Amnesty for chechen rebels expires in 2012, or so officials say. There is still no effective independent monitoring system or independent law enforcement or judicial system.”

The Chechen rebel presence in Russia has increased in recent years, particularly during the period of high tensions between Russia and the West following the 2011 downing of Malaysia Airlines Flight 17 over Ukraine and then the downing of Malaysia Airlines Flight 17 by a separatist fighter jet (see also: “What Really Happened to MH17?” and “Putin’s War on MH17”).
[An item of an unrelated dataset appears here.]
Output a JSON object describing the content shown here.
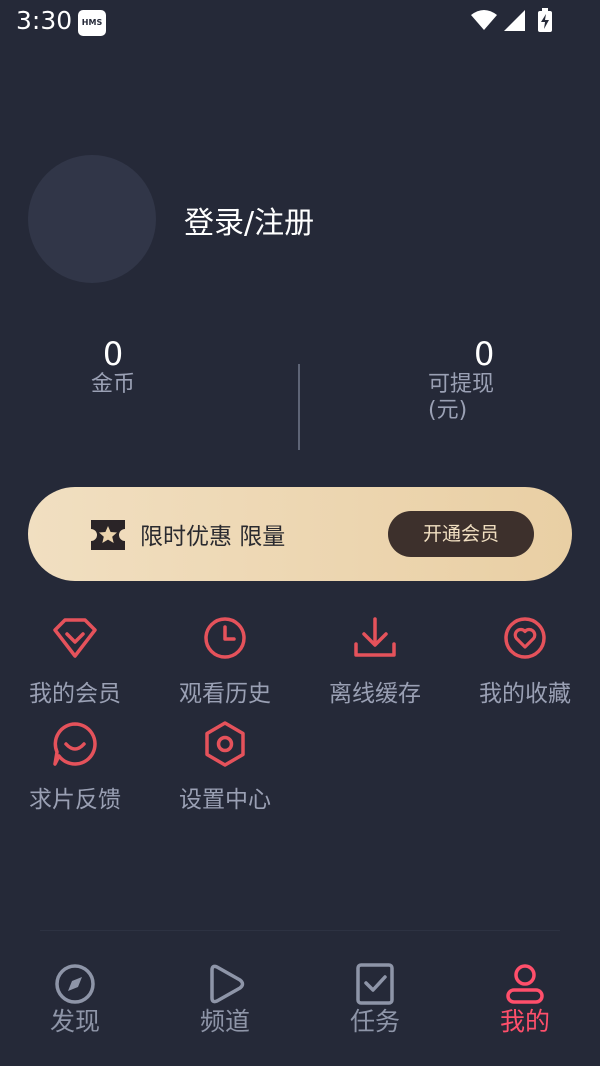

According to the United Nations Office on Drugs and Crime (UNODC), between 2007 and 201호 게임1, Chechen fighters have made “more than 10,000 suicide attacks” in Russia, with suicide bombers generally being men and women between the ages of 16 and 44, the vast majority of whom are women (UNODC, September 21, 2012; “Russia’s ‘War On Women’ and the Chechen Militias: What We Know”), and most attacks being committed in residential areas rather than military bases. UNODC estimates that the Chechens have killed approximately 7,500 civilians and “civilian targets” in Chechnya since July 1, 2007. For a detailed, independent analysis of such attacks by UNODC, see “Russia’s ‘War On Women’ and the Chec안산출장샵 안산출장마사지hen Militias: What We Know.”

Chechen rebels control some 40 percent of the territory and control significant military bases in Grozny, Ingushetia, the town of Yevpatoria, and many villages in the Chechen Republic of Azov and its regions. In 2009, Putin’s foreign minister, Sergei Lavrov, told the United Nations and human rights groups (as noted in “Who Stole It From Us?”), “the Chechens are the most effective combatants in this war with Russia.”

In May 2012, an Amnesty International (AI) expert published a report in the Bulletin titled, “The Conflict in Chechnya: Legal Intervention, Human Rights Violations, and Humanitarian Crisis.” ( In the report, AI analyst Randal Gebhardt write카지노 게임s: “The fact that Russia’s conflict in Chechnya is being reported as a ‘war on women’ is a reflection of what appears to be a lack of effective, independent legal-investigative mechanisms and a lack of meaningful international monitoring o